Increase in KSU degrees leads to regional award


(From left) Jay Gershen, Para Jones, Beverly Warren, Lori Varlotta and Scott Scarborough. Photo courtesy of Kent State University.

Hanna Moore

The Akron Metropolitan Statistical Area, which includes colleges and universities in Summit and Portage Counties, received a $1 million prize from CEO for Cities’ Talent Dividend Prize competition Wednesday.

Kent State President Beverly Warren, Northeast Ohio Medical University President Jay Gershen, Stark State College President Para Jones, Hiram College President Lori Varlotta and University of Akron President Scott Scarborough gathered in Washington D.C. for the prize announcement.

“We are very, very excited to be the chosen area that won this talent dividend prize,” Warren said. “It’s a four-year work in progress, and as a new president I want to make sure I thank all of the prior presidents who launched this initiative and the faculty, staff and students who have been really working towards a student success endeavor over the last four years.”

The Talent Dividend Prize is “awarded to the city that exhibits the greatest increase in the number of post secondary degrees granted per one thousand population over a four-year period,” according to the CEOs for Cities’ website.

The Akron MSA was one of 57 other metropolitan areas competing for the $1 million prize, which will go toward a national promotional campaign “to showcase local talent development at the national level,” according to the CEOs for Cities’ website.
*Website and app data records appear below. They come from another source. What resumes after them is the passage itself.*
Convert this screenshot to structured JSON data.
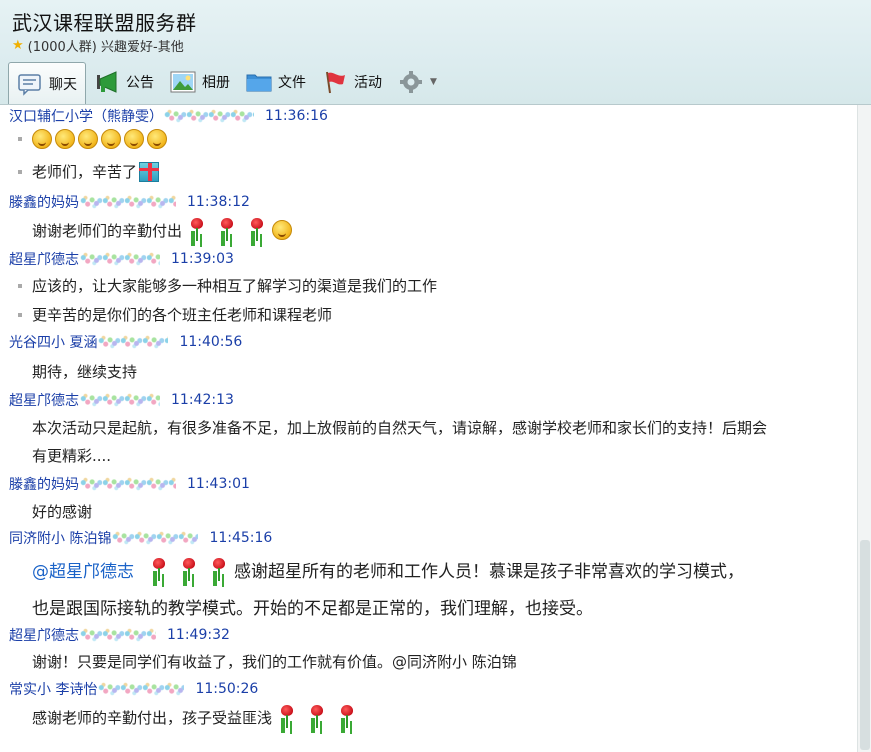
{
  "header": {
    "title": "武汉课程联盟服务群",
    "subtitle": "(1000人群) 兴趣爱好-其他"
  },
  "toolbar": {
    "items": [
      {
        "label": "聊天",
        "icon": "chat-icon"
      },
      {
        "label": "公告",
        "icon": "megaphone-icon"
      },
      {
        "label": "相册",
        "icon": "photo-icon"
      },
      {
        "label": "文件",
        "icon": "folder-icon"
      },
      {
        "label": "活动",
        "icon": "flag-icon"
      }
    ],
    "settings_icon": "gear-icon"
  },
  "messages": [
    {
      "sender": "汉口辅仁小学（熊静雯）",
      "time": "11:36:16",
      "lines": [
        "",
        "老师们，辛苦了"
      ]
    },
    {
      "sender": "滕鑫的妈妈",
      "time": "11:38:12",
      "lines": [
        "谢谢老师们的辛勤付出"
      ]
    },
    {
      "sender": "超星邝德志",
      "time": "11:39:03",
      "lines": [
        "应该的，让大家能够多一种相互了解学习的渠道是我们的工作",
        "更辛苦的是你们的各个班主任老师和课程老师"
      ]
    },
    {
      "sender": "光谷四小  夏涵",
      "time": "11:40:56",
      "lines": [
        "期待，继续支持"
      ]
    },
    {
      "sender": "超星邝德志",
      "time": "11:42:13",
      "lines": [
        "本次活动只是起航，有很多准备不足，加上放假前的自然天气，请谅解，感谢学校老师和家长们的支持！后期会",
        "有更精彩...."
      ]
    },
    {
      "sender": "滕鑫的妈妈",
      "time": "11:43:01",
      "lines": [
        "好的感谢"
      ]
    },
    {
      "sender": "同济附小 陈泊锦",
      "time": "11:45:16",
      "mention": "@超星邝德志",
      "lines": [
        "感谢超星所有的老师和工作人员！慕课是孩子非常喜欢的学习模式，",
        "也是跟国际接轨的教学模式。开始的不足都是正常的，我们理解，也接受。"
      ]
    },
    {
      "sender": "超星邝德志",
      "time": "11:49:32",
      "lines": [
        "谢谢！只要是同学们有收益了，我们的工作就有价值。@同济附小 陈泊锦"
      ]
    },
    {
      "sender": "常实小 李诗怡",
      "time": "11:50:26",
      "lines": [
        "感谢老师的辛勤付出，孩子受益匪浅"
      ]
    }
  ]
}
Kent State had the largest increase in the number of new graduates among colleges and universities in the MSA, including Hiram College, NEOMED, Stark State College and the University of Akron, according to a press release from Kent State.

“I do think this has been a partnership effort,” Warren said. “I am so pleased that Kent State has seen remarkable progress, not only in the number of students choosing Kent State to pursue their post-secondary education, but the fact that we have retained more of those students toward completion.”

The Akron MSA awarded 2,139 more post-secondary degrees than four years ago, an increase of 20 percent, CEOs for Cities said in a press release from Kent State.

Kent State is responsible for 58 percent of the total increase in degrees in the Akron MSA and 62 percent of the point increase in degrees awarded.

Colleges and universities received one point for every associate degree and two points for every bachelor’s or advanced degree.

“I think what I see as a real evidence of change is a culture of student success,” Warren said. “I think, at our institutions, we are more focused on trying to support students to get to the finish line to achieve a degree, and I see that every day at Kent State University in terms of the faculty and students who work hand in hand together to make sure that our students not only enroll but they graduate.”

Kent State will receive $143,750 of the $1 million prize money and plans to invest it in programs focused on college completion, according to the press release.

“Ultimately, what this means is that more students in our region are going to get a shot at a better life, and everyone who lives in this region is going to get a shot at a better economy, and you can’t tell a better story than that,” Scarborough said.

Contact Hanna Moore at [email protected].